WHO guidelines on HIV and Infant Feeding in 2010 for the first time recommended the use of antiretroviral drugs to prevent postnatal transmission of HIV through breastfeeding. This resulted in a major change from an individualised counselling approach toward a public health approach regarding how maternal and child health services should routinely promote and support infant feeding practices among mothers living with HIV
This guide includes WHO recommendations on screening and treatment of pre-cancer lesions and on HPV vaccination made through April 2014, taking account of relevant evidence-based findings published up to December 2013; emerging practices that are still being evaluated are also noted in this publication. This guide, which replaces the 2006 edition, has two new chapters, one newly organized chapter, and two substantially revised chapters. The new chapters include: Essentials for cervical a=cancer prevention and control programmes; and HPV vaccination.
This monograph is a guide to monitoring and evaluating the collaborative TB/HIV activities. It presents a rationale for collaborative activities, an overview of monitoring indicators, methods of collecting standardized data, and help in interpreting and disseminating the data. It argues for consistency in the way collaborative activities are performed and data collected. The guide presents a core set of internationally accepted and standardized indicators for measuring and evaluating performance.
This wall chart in the form of a flow chart provides information on the process to be followed by health care workers during testing and counseling women after delivery as part of the prevention of mother-to-child transmission (PMTCT) of HIV. The chart lists counseling procedures to be followed in pre-test session before offering the test, if the test is declined, if the test is performed and the result is negative, and if the test is performed and the result is positive.
This monograph presents guidelines developed by the Scientific Panel of the Working Group on Directly Observed Treatment, short-course (DOTS)-Plus for multidrug-resistant TB (MDR-TB). The World Health Organization created the Working Group on DOTS-Plus for MDR-TB in 1999. The guidelines describe criteria and technical standards that must be in place before beginning a DOTS-Plus pilot project to treat MDR-TB patients and provide an international standard for the structure and function of pilot projects.
This report gives the results of the Global Project on Anti-Tuberculosis Drug Resistance Surveillance (DRS), conducted between 1996 and 1999, three years after the initial survey of 35 geographical settings, with the aim of collecting worldwide information on drug resistance of Mycobacterium TB.
This monograph describes the major characteristics of the private health sector role in TB care and presents efforts to address the issue.
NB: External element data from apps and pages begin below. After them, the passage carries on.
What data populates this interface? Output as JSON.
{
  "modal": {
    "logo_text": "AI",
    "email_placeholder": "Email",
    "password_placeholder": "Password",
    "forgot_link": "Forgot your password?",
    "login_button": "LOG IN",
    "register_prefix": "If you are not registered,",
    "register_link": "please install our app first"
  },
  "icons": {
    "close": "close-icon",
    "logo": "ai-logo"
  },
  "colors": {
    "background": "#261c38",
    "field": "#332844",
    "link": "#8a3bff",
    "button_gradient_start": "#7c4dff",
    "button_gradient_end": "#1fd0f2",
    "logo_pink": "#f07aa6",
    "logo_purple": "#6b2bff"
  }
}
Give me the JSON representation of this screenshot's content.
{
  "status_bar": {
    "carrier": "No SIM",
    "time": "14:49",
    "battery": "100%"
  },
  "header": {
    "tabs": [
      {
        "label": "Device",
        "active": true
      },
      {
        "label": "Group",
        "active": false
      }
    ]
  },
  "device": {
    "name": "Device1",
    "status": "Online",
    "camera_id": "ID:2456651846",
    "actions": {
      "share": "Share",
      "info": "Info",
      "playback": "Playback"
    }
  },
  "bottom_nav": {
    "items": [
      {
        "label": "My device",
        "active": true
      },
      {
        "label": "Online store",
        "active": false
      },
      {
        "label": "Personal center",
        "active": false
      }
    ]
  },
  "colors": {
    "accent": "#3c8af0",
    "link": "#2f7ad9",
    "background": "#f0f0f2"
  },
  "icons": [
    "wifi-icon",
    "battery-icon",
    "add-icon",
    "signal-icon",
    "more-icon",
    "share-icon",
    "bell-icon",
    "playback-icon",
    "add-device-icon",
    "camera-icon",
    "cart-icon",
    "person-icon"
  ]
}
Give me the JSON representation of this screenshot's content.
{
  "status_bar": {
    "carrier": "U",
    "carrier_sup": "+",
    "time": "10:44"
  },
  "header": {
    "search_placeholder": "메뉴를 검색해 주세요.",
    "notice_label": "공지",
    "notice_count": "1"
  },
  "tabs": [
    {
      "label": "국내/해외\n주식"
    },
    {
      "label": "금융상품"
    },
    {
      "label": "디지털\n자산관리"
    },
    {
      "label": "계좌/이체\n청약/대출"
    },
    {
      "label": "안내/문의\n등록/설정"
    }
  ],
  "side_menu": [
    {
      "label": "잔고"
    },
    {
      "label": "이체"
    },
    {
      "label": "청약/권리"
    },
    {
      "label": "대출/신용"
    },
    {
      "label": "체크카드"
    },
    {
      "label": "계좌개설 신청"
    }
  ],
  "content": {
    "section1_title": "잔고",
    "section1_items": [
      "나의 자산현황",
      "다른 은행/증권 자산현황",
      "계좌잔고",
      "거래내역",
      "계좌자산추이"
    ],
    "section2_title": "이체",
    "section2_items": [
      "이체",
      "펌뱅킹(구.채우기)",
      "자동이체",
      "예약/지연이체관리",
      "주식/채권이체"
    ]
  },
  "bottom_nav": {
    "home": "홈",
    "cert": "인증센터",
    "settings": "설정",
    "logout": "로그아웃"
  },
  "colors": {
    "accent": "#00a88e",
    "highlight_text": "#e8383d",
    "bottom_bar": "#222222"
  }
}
The monograph reports the result of a global situation assessment initiated by the World Health Organization (WHO) in 1999 to investigate the extent and nature of private involvement in TB care. Twenty-three countries in the six WHO regions were visited as part of the assessment. The assessment confirmed a substantial TB caseload and unsatisfactory management practices among private practitioners.